No samples have been looped; durations are on the short side, with sustained notes lasting between five and seven seconds and the violin's harmonics expiring after barely a second. However, the lack of loops does allow the players' vibrato to develop naturally from start to finish, while the short note durations guarantee that any feelings of fear and suspense generated by the string tremolos will be mercifully short-lived!
Although London Solo Strings lacks certain contemporary features like release samples or a monophonic legato mode, it covers a lot of musical ground in depth and boasts a sound quality second to none. The pricing is reasonable, and composers will appreciate this pragmatic set's ability to do its job efficiently with minimum setup time. Dave Stewart

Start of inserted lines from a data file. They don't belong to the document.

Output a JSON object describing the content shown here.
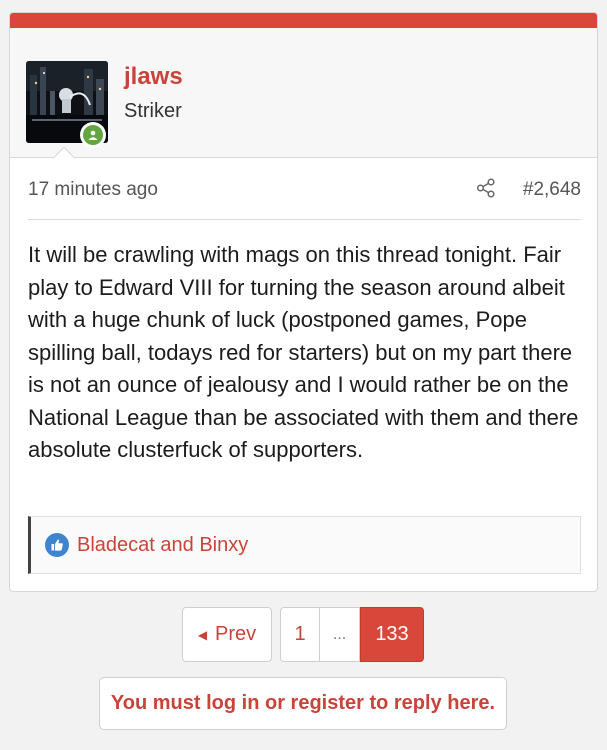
{
  "post": {
    "user": {
      "name": "jlaws",
      "title": "Striker",
      "status": "online"
    },
    "time": "17 minutes ago",
    "post_number": "#2,648",
    "message": "It will be crawling with mags on this thread tonight. Fair play to Edward VIII for turning the season around albeit with a huge chunk of luck (postponed games, Pope spilling ball, todays red for starters) but on my part there is not an ounce of jealousy and I would rather be on the National League than be associated with them and there absolute clusterfuck of supporters.",
    "reactions": {
      "icon": "thumbs-up-icon",
      "text": "Bladecat and Binxy"
    }
  },
  "pagination": {
    "prev_label": "Prev",
    "first_page": "1",
    "ellipsis": "...",
    "current_page": "133"
  },
  "reply": {
    "login_label": "You must log in or register to reply here."
  },
  "colors": {
    "accent": "#d9473a",
    "link": "#c8443a",
    "online": "#63a543",
    "like": "#3e84cf"
  }
}
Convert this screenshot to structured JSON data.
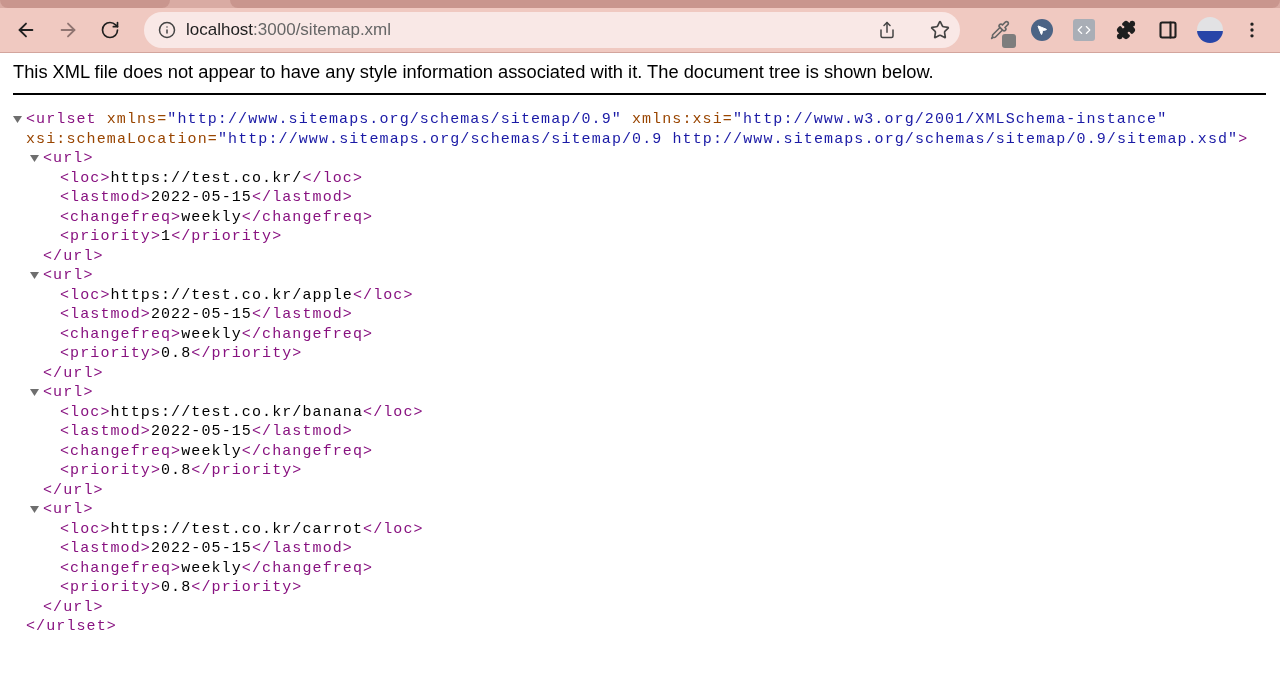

This title is a collaboration between US producer Larry Seyer and drummer Pat Mastelotto. Both have impressive CVs: Larry's recording projects occupy several sheets of foolscap, while ex-Mister Mister Mr. Mastelotto played on XTC's Oranges & Lemons and shared King Crimson drumming duties with Bill Bruford. Acoustic Drums features some pretty intense sampling: each snare-drum head was divided into eight zones, which were struck twice at five different dynamics with drum sticks, hot rods, and mallets, employing straight hits, rim shots, and 'crushes' (short press rolls), both with and without damping. Applying this to eight snares, six kicks, four toms, ten hi-hats and 40 cymbals has generated 7.36GB samples.
The snare drums all come across as well-recorded, classic rock snares. My favourite is the Ayotte model: precise, big, and beefy with just the right amount of snare buzz. A Montineri snare constructed from surgical steel (good for heavy metal?) has a harder, more aggressive attack, while the lower-pitched tones of the Slingerland and Sonor models work well for old-school funk. There's also a menu of tasty cross-stick samples for soulful ballads.
The kick drums range from the traditional pop/rock dry thud to more open, sustaining hits better suited to jazz and acoustic settings. Tuned quite deep, the library's set of Yamaha toms sound big and resonant. Played with mallets, they resemble timpani — a fabulous sound. Cymbal stand-outs include ear-catching cup chimes and splashes, rivet rides, China crashes, and mallet rolls. My only criticism concerns the hi-hats. Although it's handy to use the mod wheel to switch between tight and loose hits, I would have preferred the tight samples to be the default set.
As well as offering these elements separately, the library combines them into 115 very usable kits — these sound very good right out of the box, and the well-designed, modular programming system makes it easy to substitute a component (say, the kick). Reduced, two-octave General MIDI versions of all kits are also provided, along with 100 MIDI files covering a variety of styles.
Thirteen excellent 'room colours' for the Gigapulse reverb are included, fashioned in two-, five- and seven-channel configurations. The rooms range in size from a beach hut to the Taj Mahal, and feature some enjoyable 'trash' micro-spaces which sound like the samples are going through a Martian transistor radio.
If you need a solid and varied collection of acoustic drum-kit sounds, they don't come any better than this title. Despite the fact that there are no sustained drum rolls, licks, or brush hits, this set is a programmer's dream. Congratulations to all concerned (including programmer Stephen Orsak) for this great-sounding, versatile, and dynamically responsive library. Dave Stewart